### TASK TO CARRY OUT
Scan the material below for the string "JSON", and copy every line where it shows up.

### PROVIDED RECORDS

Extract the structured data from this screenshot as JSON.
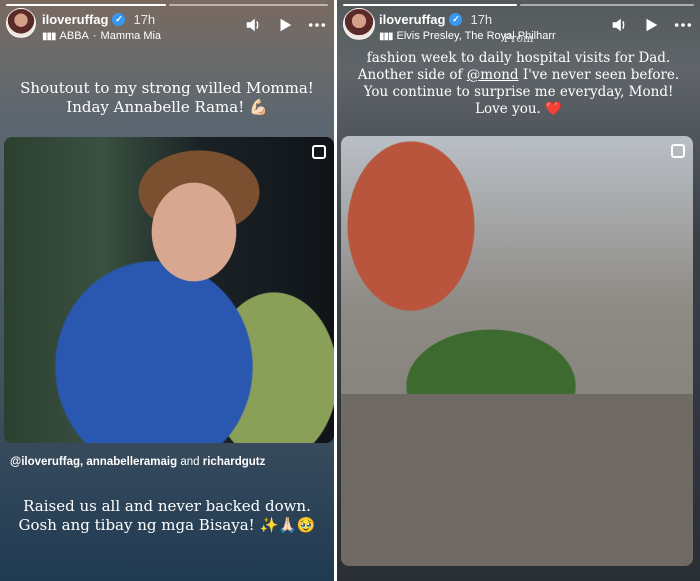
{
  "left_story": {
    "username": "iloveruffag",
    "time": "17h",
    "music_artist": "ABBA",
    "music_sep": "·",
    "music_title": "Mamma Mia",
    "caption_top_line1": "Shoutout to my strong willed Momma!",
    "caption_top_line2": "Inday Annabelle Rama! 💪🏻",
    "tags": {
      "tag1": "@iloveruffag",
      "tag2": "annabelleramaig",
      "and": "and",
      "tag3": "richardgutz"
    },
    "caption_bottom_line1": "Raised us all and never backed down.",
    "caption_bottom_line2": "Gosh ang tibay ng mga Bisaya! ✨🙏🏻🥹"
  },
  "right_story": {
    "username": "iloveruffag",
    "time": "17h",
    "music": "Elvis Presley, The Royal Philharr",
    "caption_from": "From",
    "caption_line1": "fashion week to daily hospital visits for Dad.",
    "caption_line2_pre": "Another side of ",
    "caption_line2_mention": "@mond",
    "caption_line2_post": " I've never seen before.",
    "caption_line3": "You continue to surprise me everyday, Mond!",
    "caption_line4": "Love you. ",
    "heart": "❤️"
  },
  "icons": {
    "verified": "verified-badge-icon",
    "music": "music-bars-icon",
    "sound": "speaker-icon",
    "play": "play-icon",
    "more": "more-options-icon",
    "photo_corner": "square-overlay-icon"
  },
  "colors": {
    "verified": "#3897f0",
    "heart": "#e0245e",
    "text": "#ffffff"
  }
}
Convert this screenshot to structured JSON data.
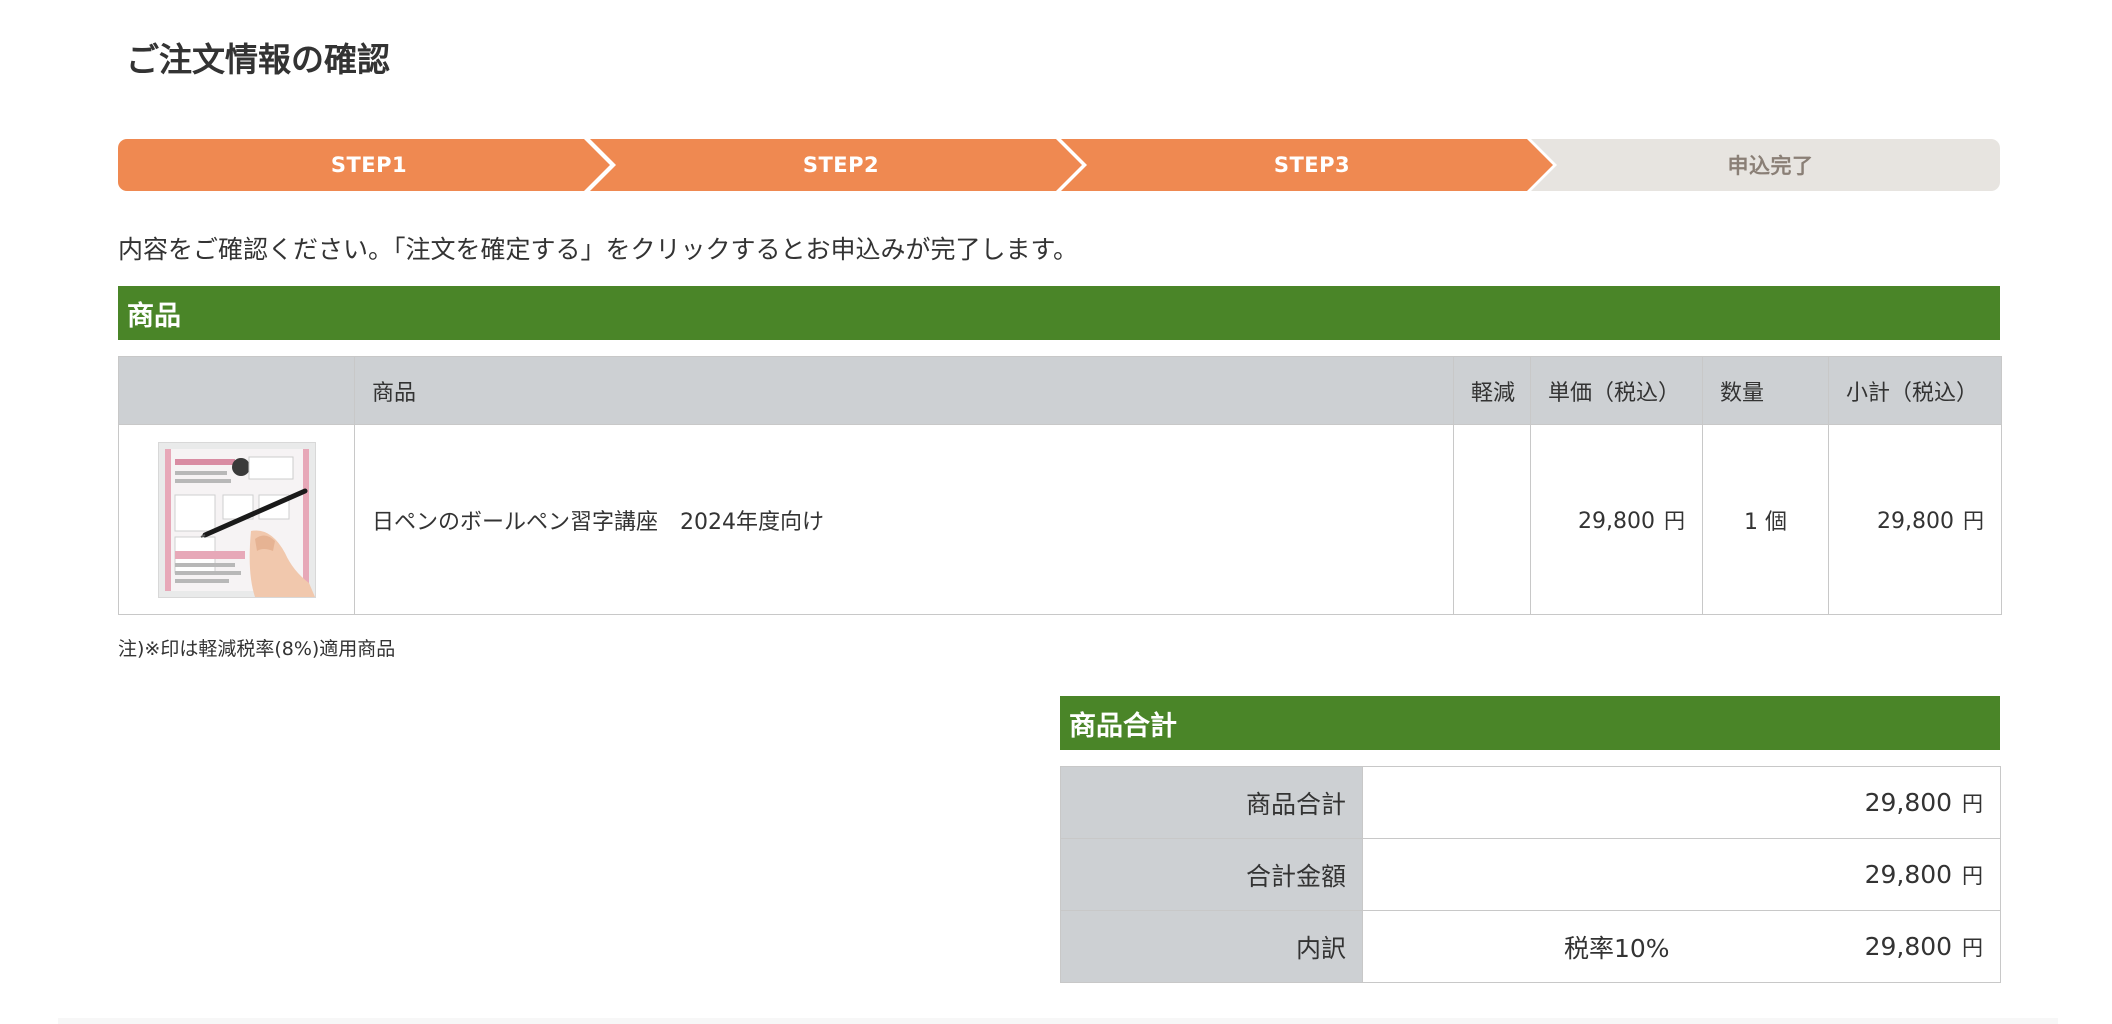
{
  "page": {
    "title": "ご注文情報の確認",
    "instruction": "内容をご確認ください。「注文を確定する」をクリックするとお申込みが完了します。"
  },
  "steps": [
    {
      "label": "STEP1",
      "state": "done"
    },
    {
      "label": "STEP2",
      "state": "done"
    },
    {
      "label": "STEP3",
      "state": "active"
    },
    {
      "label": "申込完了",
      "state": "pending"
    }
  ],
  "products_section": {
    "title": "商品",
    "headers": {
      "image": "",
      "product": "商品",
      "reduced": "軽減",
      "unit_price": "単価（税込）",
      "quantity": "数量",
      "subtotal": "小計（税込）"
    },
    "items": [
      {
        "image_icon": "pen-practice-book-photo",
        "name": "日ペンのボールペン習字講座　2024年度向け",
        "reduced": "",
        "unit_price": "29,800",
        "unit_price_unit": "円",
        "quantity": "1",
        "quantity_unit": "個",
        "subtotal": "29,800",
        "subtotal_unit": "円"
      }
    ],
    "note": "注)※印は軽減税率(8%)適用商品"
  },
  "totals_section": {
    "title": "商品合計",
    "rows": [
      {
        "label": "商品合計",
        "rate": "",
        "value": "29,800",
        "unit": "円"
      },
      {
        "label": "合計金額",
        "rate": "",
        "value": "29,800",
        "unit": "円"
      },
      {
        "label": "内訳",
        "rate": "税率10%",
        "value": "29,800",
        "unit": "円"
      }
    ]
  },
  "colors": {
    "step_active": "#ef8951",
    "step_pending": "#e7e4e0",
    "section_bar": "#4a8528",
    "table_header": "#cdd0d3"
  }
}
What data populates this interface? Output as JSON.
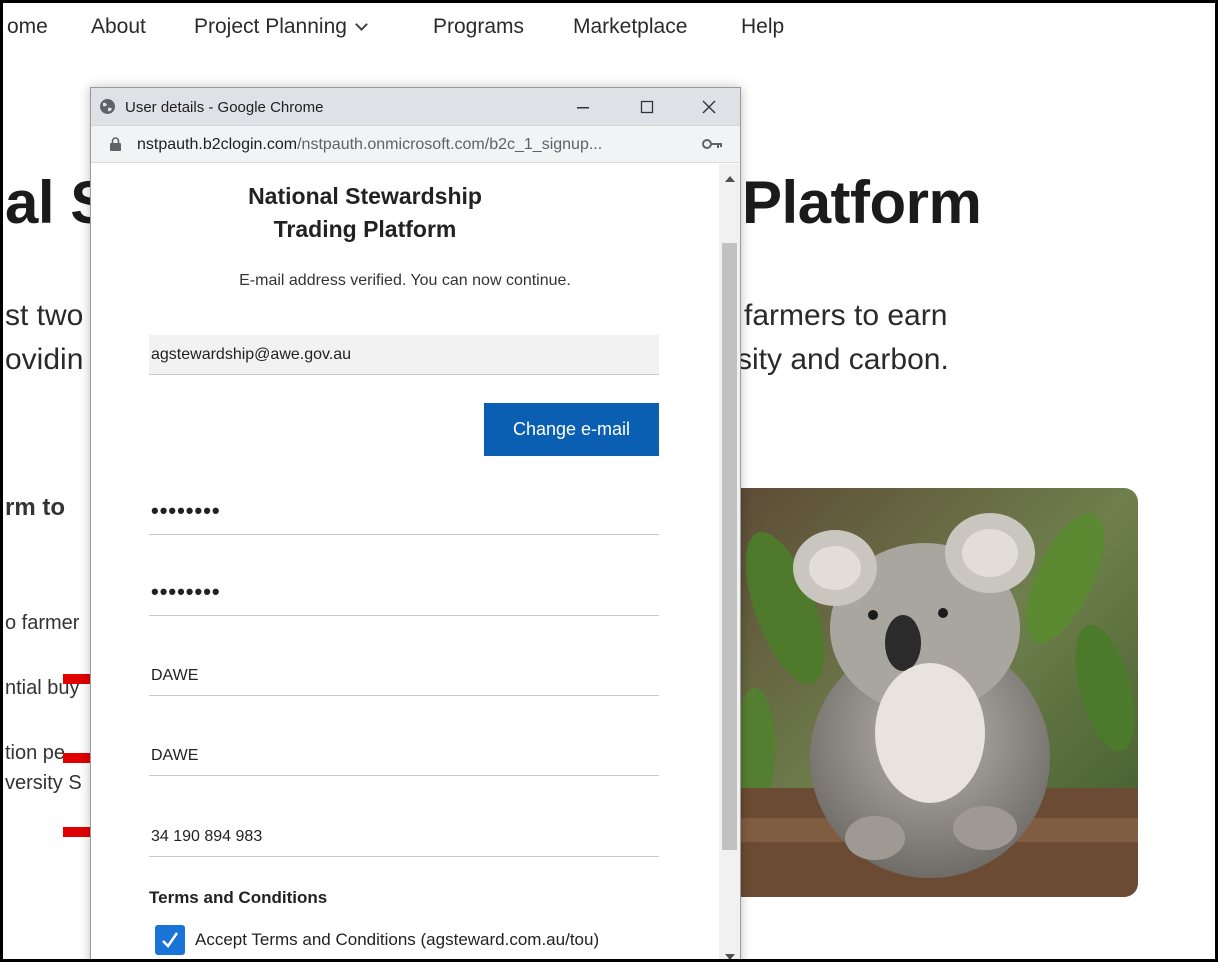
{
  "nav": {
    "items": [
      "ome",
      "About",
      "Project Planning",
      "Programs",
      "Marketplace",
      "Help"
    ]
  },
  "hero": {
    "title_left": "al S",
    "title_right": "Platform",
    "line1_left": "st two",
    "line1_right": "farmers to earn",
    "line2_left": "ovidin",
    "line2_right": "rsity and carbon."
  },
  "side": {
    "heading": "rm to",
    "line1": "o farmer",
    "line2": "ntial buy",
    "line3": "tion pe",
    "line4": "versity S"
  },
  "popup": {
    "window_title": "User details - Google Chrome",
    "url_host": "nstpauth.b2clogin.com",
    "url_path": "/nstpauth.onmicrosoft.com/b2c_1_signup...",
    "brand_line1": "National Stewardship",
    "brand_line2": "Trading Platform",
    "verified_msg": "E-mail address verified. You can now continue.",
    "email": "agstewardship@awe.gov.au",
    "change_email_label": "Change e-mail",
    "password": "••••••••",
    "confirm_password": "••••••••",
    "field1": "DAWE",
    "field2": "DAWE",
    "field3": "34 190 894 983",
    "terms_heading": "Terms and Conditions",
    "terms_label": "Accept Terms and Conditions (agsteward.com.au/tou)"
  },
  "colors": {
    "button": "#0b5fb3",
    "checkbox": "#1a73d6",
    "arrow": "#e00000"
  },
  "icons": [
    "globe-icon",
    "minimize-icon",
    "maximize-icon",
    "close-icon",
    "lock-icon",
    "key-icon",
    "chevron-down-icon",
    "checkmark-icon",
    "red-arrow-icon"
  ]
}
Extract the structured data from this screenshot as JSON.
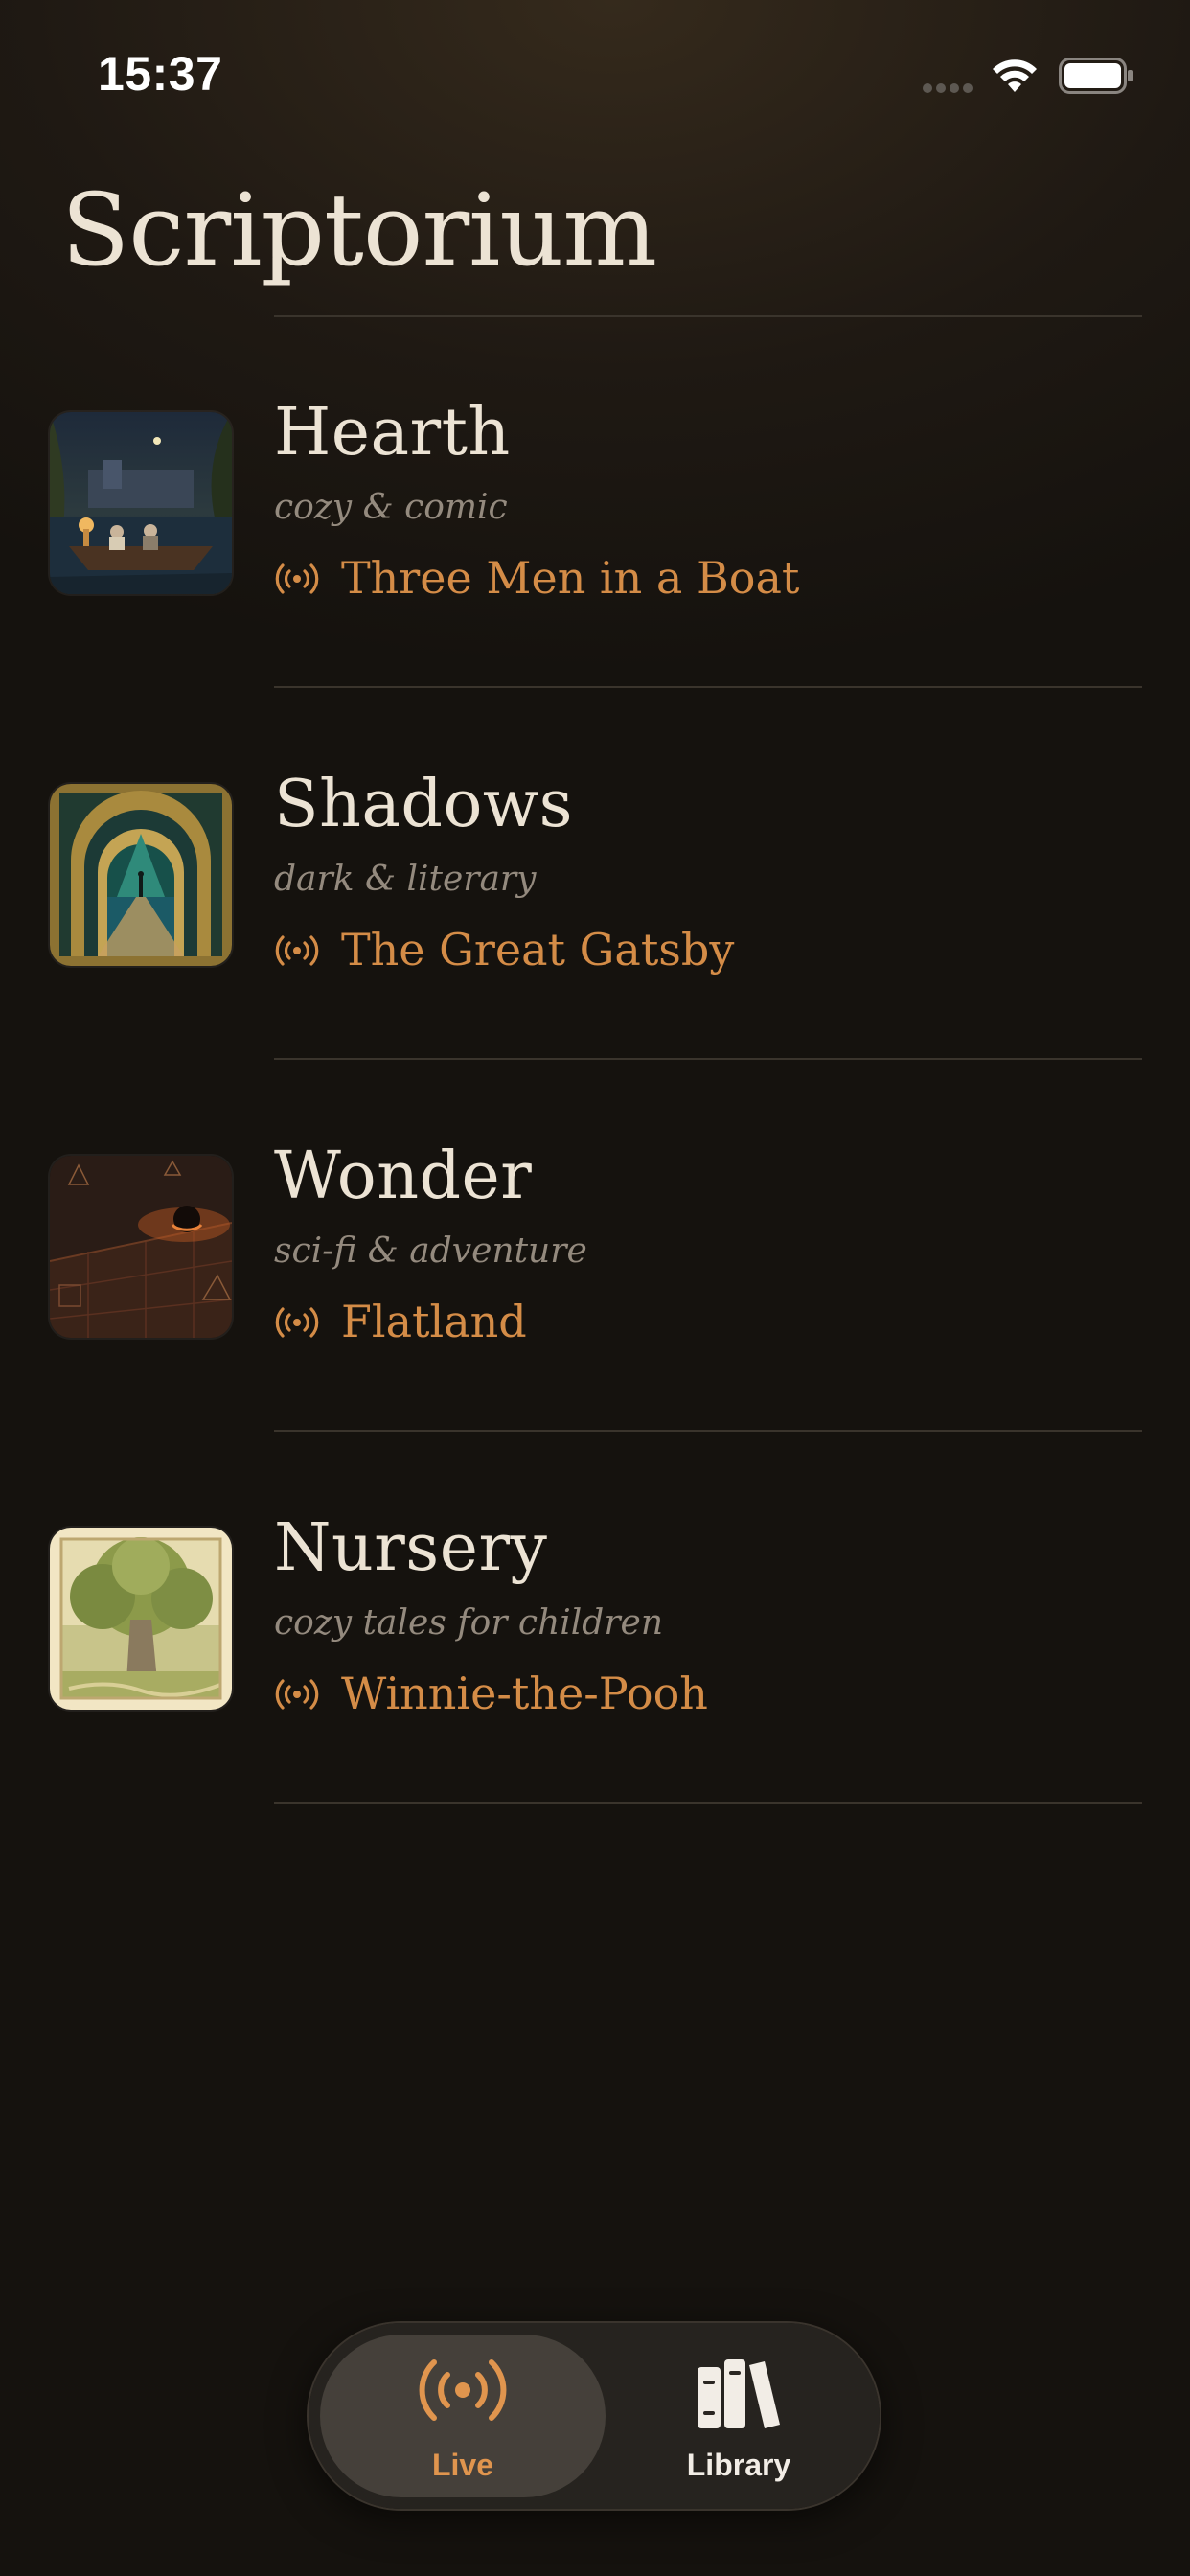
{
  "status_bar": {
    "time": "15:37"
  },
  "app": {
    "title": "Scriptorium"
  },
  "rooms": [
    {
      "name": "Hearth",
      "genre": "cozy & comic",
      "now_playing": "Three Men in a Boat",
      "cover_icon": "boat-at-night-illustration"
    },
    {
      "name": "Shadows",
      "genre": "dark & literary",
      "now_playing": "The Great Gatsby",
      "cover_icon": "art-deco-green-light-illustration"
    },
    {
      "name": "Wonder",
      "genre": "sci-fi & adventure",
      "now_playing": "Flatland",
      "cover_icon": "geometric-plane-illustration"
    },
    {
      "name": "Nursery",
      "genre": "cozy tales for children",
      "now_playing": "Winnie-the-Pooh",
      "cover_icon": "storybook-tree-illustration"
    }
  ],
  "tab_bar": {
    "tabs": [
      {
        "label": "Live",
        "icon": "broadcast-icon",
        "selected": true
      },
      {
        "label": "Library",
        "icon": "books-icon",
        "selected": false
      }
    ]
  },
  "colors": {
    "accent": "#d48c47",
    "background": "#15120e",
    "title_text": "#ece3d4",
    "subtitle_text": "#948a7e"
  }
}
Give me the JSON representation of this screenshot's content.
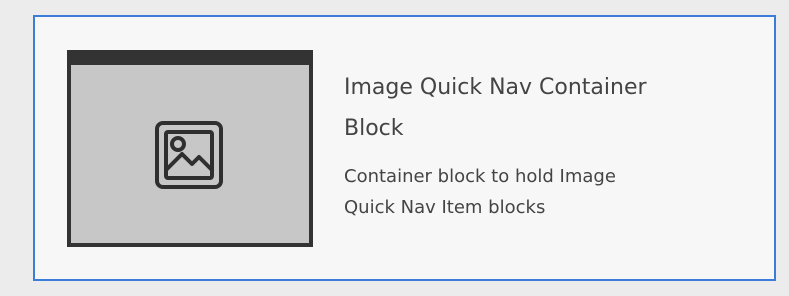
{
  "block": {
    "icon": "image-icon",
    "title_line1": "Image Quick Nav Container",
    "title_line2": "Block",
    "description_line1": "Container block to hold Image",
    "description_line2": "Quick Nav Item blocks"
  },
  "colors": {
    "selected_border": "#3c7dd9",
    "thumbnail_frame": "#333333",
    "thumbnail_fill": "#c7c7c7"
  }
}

### ANSWER BOX
Extract the structured data from this screenshot as JSON.
Convert this screenshot to structured JSON data.
What data populates this interface? Output as JSON.
Extract the structured data from this screenshot as JSON.
Give me the JSON representation of this screenshot's content.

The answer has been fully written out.